Records drawn from a dataset:
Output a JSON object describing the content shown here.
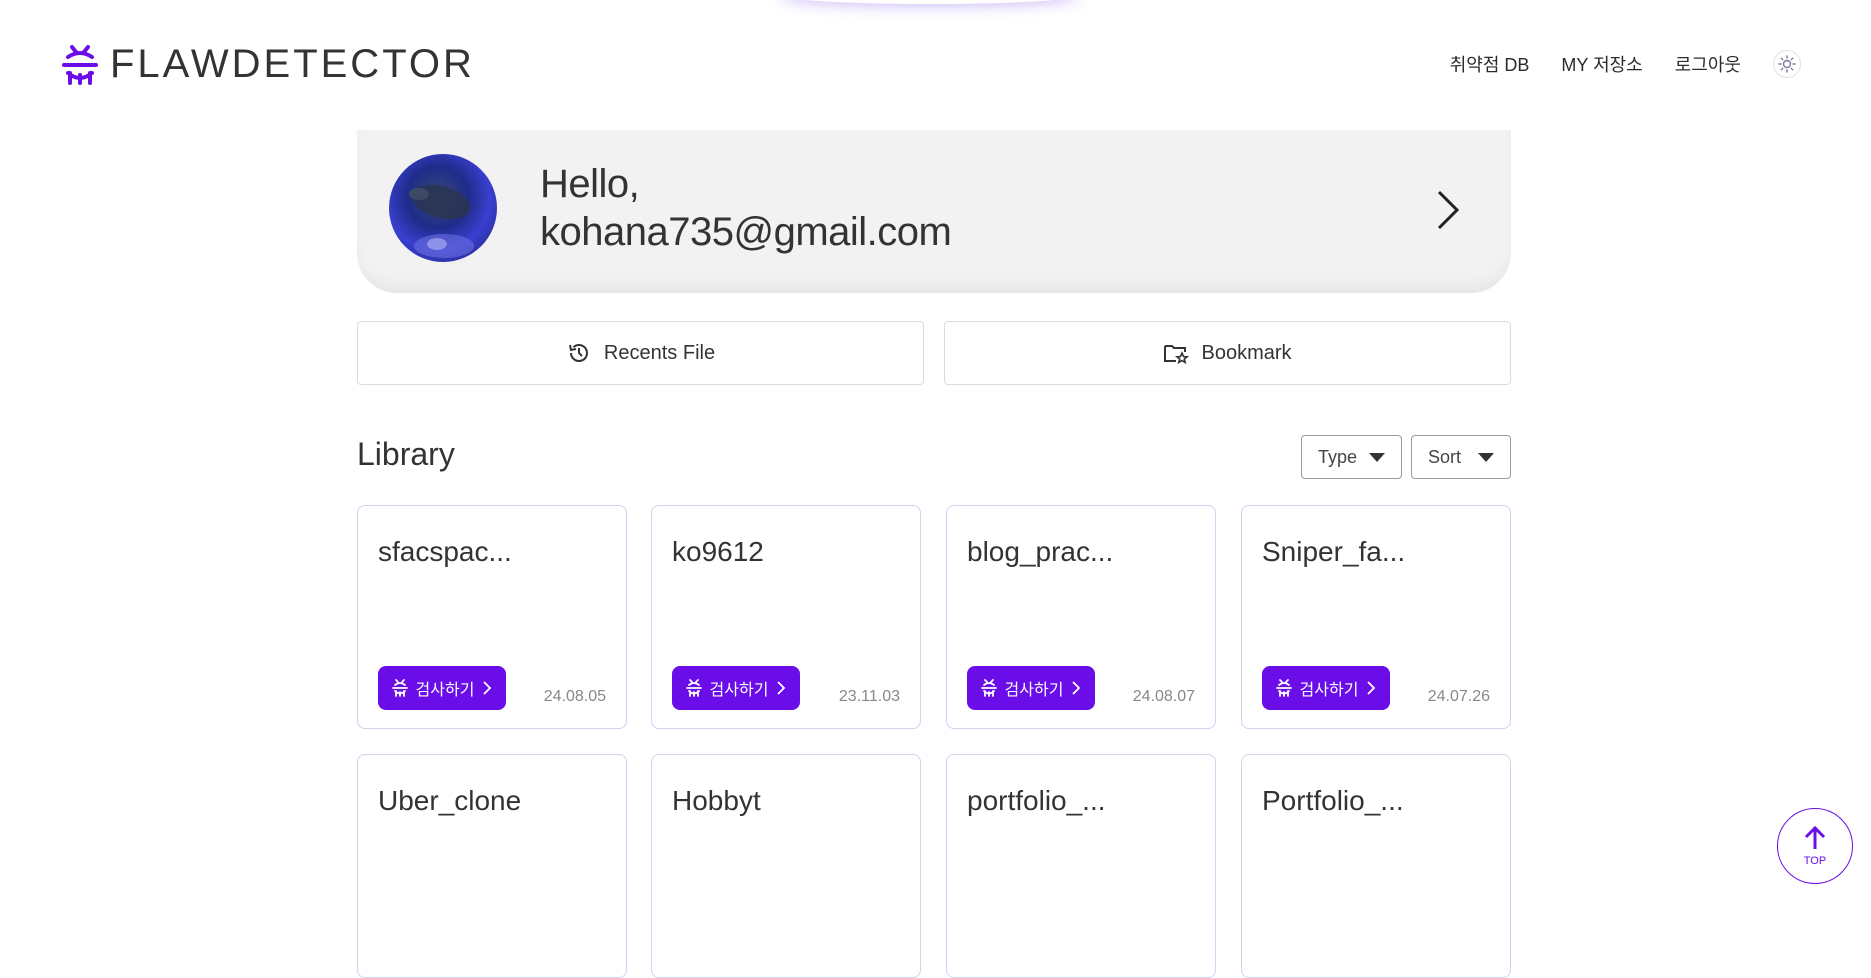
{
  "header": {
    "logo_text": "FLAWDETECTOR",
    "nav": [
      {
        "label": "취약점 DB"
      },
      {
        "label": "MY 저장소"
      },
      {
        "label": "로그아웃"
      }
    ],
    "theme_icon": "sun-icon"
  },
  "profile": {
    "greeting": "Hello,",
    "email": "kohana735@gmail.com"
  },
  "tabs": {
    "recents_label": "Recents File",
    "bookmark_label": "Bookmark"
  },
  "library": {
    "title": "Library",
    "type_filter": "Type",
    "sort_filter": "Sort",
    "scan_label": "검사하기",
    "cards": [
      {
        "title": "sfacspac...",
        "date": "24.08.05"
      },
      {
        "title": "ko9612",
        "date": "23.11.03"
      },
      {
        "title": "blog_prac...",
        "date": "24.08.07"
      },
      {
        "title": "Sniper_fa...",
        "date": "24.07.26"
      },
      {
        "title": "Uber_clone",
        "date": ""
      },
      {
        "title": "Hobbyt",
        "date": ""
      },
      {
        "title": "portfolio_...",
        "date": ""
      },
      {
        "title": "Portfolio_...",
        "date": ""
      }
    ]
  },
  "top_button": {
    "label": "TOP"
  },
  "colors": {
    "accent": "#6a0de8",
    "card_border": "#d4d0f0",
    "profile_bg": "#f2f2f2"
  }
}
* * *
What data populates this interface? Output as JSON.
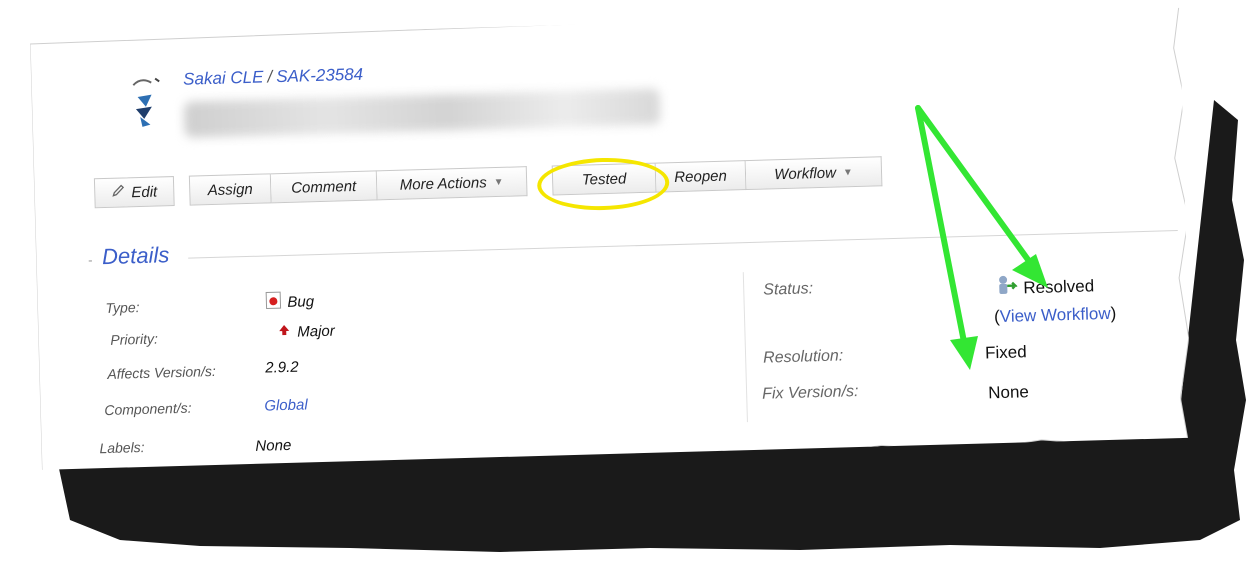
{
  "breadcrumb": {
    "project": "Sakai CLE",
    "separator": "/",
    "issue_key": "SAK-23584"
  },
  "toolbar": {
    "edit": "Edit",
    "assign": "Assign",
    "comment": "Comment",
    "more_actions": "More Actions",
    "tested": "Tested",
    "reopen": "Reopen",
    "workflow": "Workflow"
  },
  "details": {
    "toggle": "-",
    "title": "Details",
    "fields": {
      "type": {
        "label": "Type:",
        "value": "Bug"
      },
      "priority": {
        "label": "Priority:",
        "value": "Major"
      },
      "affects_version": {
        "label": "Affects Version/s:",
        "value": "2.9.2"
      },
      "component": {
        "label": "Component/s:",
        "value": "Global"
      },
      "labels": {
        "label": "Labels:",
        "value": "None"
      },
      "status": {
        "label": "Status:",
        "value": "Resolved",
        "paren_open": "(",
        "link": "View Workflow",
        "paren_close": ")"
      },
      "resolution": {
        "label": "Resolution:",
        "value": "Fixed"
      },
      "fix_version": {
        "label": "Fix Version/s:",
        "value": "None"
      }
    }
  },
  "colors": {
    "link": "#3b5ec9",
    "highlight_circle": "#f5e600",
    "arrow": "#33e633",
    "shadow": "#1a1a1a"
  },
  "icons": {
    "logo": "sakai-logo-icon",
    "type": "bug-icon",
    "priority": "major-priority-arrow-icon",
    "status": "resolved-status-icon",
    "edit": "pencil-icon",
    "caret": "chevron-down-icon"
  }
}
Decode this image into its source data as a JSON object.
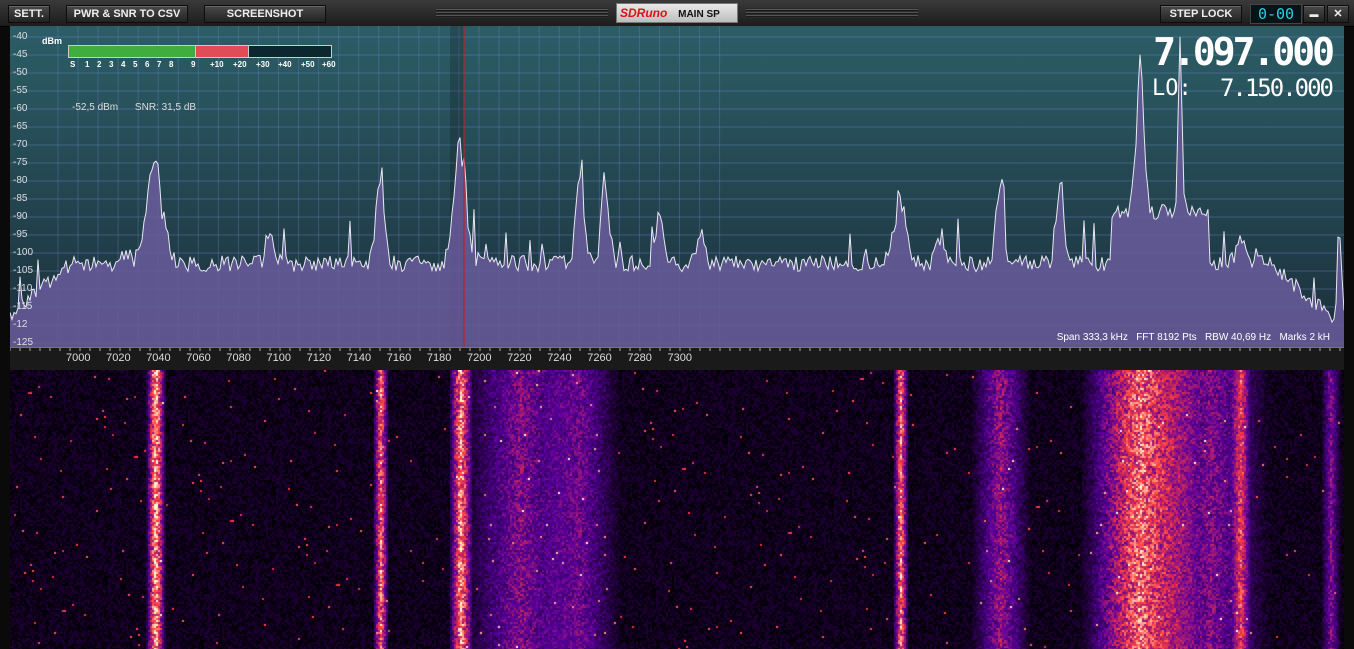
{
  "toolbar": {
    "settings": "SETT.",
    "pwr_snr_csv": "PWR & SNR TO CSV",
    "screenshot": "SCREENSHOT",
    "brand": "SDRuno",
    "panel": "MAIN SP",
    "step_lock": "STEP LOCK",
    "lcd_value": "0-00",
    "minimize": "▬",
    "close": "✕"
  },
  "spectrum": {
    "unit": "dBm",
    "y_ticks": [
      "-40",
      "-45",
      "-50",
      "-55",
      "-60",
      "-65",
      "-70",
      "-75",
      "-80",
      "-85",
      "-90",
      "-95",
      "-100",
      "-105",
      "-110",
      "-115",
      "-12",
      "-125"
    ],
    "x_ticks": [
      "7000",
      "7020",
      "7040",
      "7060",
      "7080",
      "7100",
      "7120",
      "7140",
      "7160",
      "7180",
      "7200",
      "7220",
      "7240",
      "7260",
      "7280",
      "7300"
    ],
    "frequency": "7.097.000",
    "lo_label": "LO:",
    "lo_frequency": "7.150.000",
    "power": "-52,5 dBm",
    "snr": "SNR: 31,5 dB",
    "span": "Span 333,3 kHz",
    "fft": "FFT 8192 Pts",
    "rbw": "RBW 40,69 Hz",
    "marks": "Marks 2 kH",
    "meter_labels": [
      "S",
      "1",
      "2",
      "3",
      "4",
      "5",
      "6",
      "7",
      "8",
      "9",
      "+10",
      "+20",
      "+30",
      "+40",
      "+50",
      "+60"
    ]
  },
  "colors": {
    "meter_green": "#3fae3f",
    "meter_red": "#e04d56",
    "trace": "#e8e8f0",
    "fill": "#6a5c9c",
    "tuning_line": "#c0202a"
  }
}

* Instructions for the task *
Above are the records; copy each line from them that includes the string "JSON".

* Response *
Output a JSON object describing the content shown here.
What data populates this interface? Output as JSON.
Decode this image into its source data as a JSON object.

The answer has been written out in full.